■ Stored items ■

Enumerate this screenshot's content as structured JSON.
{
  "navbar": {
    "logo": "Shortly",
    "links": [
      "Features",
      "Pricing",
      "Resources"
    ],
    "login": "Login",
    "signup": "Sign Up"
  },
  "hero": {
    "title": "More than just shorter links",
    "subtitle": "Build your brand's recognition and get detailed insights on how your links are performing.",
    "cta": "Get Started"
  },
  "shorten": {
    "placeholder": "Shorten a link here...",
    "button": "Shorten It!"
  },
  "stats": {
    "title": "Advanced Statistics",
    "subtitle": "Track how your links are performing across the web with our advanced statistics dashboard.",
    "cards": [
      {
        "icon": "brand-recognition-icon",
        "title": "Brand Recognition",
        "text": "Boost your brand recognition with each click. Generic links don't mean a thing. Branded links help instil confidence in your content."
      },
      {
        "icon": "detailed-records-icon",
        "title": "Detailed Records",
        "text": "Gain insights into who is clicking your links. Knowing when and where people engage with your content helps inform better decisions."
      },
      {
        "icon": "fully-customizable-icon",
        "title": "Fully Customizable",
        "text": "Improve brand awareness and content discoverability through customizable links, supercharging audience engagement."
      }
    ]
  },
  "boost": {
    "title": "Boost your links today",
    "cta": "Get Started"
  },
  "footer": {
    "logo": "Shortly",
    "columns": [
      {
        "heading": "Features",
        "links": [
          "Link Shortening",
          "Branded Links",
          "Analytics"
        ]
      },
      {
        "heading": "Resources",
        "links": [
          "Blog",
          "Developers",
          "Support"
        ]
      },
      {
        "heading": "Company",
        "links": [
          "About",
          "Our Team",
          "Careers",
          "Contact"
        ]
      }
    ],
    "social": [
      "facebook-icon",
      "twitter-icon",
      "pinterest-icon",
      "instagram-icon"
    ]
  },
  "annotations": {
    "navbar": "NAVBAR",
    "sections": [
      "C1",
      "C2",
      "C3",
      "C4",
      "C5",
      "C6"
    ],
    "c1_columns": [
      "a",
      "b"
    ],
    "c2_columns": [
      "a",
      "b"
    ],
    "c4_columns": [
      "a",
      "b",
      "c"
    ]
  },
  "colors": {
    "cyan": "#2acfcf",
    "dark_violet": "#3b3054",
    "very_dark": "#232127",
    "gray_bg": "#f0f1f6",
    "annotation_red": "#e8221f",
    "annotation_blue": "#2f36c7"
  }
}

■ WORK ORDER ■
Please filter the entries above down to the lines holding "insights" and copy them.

■ COMPLETED TASK ■
    "subtitle": "Build your brand's recognition and get detailed insights on how your links are performing.",
        "text": "Gain insights into who is clicking your links. Knowing when and where people engage with your content helps inform better decisions."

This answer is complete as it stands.